Christiane Baumgartner’s work deals with the convergence of speed and standstill. Her choosen format is monumental monochrome woodcut taken from her own video stills. She combines the earliest and the latest reproduction processes: woodcut and video. Speed and the passage of time are recurring themes throughout her work. The notion of ‘time’ is also embodied in her artistic process, which involves the lengthy and painstaking medium of handmade woodcut, with all its inaccuracies and mistakes.
You can see more of the blog’s coverage of the artist at ARTchipel here
New Arem limited edition release is record sleeve packaging with handmade printed QR Code poster … with no physical record inside. From Creative Review:
The latest release from musician Stay+ comes in a record sleeve-size package that contains no music format whatsoever. Instead, the highly limited transparent acrylic sleeves contain a foldout, 50inch QR code screen print that leads the buyer to a download page online…
Each sleeve is made from 4mm transparent acrylic made to the same size and template as a standard 12” card record sleeve - even the fold over flaps.
Inside, the folded QR code insert is printed on specially manufactured newsprint, made to size.
Over at Arem’s website, you can see a video of how each piece of packaging was made:
Made on a giant inexact industrial printer (it can turn turn greytones into yellow), and printed onto a form of upvc canvas that could be the hoarding that covered a Doges Palace in scale and durability, Anders Clausen’s ‘Color Picker’ works draw on computer software icons, desktop imagery, emoticons, found imagery and Photoshop toolbars in their variously ‘collaged’ and pristine arrangements. Back to Illich for a moment, and his conviction that he needs to find a framework for evaluating man’s relation to his tools, “Neither a dictatorial proletariat nor a leisure mass can escape the dominion of constantly expanding industrial tools.” And Debord’s earlier notion that being is replaced by ‘having’, which is then replaced by appearing. Clausen asserts a bold relationship with the myriad personal, leisure, business, creative, practical or emotional fragments and essential tools for navigating through the desktop, on which we build our avatars, and acknowledges that they come through pre-existing material, images and texts. Copied and doctored.
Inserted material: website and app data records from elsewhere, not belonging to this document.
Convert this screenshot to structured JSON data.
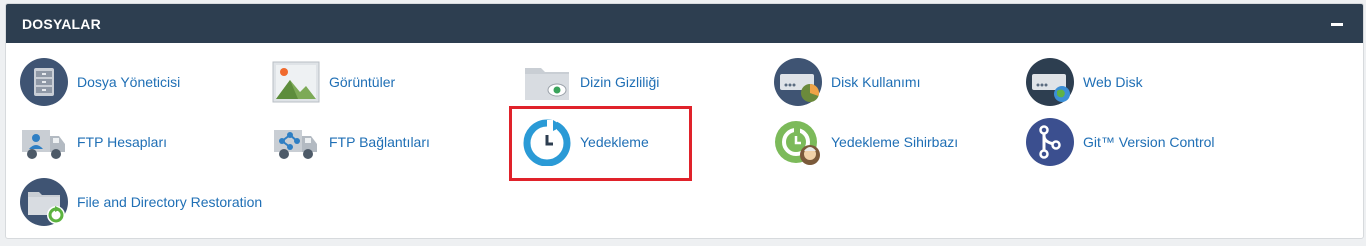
{
  "panel": {
    "title": "DOSYALAR",
    "items": [
      {
        "label": "Dosya Yöneticisi",
        "icon": "file-manager-icon"
      },
      {
        "label": "Görüntüler",
        "icon": "images-icon"
      },
      {
        "label": "Dizin Gizliliği",
        "icon": "directory-privacy-icon"
      },
      {
        "label": "Disk Kullanımı",
        "icon": "disk-usage-icon"
      },
      {
        "label": "Web Disk",
        "icon": "web-disk-icon"
      },
      {
        "label": "FTP Hesapları",
        "icon": "ftp-accounts-icon"
      },
      {
        "label": "FTP Bağlantıları",
        "icon": "ftp-connections-icon"
      },
      {
        "label": "Yedekleme",
        "icon": "backup-icon"
      },
      {
        "label": "Yedekleme Sihirbazı",
        "icon": "backup-wizard-icon"
      },
      {
        "label": "Git™ Version Control",
        "icon": "git-icon"
      },
      {
        "label": "File and Directory Restoration",
        "icon": "file-restoration-icon"
      }
    ]
  },
  "colors": {
    "header_bg": "#2d3e50",
    "link": "#1f6fb5",
    "highlight": "#e0222a"
  }
}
Dark Roasted Blend provides some history and great photos on the subject of early Japanese (and Asia) printing:
Craft letterpress companies are experiencing a revival in recent times, and nowhere it is more evident than in Japan. Most of you will be familiar with the ancient Chinese and Japanese art of woodblock printing, but masterpieces created with wood and metal movable type are somewhat lesser known, although they show craftsmanship and attention to detail similar to fine woodblock prints.
The first movable type and printing presses were invented in Asia, not Europe.
…but their development stalled because of the extreme complexity and sheer number of Chinese and Korean characters (the same problem that the Asian cultures faced with the transition to typewriters and the internet). We can thank the simplicity of Western alphabets for the rapid development and adoption of the printed word in Europe, which quickly lead to the Renaissance and further advances in culture and education.
It is a widespread misconception that Johannes Gutenberg created the first movable type system and the printing press, around 1450 A.D. It’s true, Gutenberg was the first to make his movable type from a certain alloy of lead, tin, and antimony (which was more efficient than iron, used in Asia) - but movable type itself was originally invented in China around 1040 A.D. by Bi Seng (during the Song Dynasty). The new system was badly needed to replace the labor-intensive woodblock printing technique, where a single wooden block was carved to represent a single page.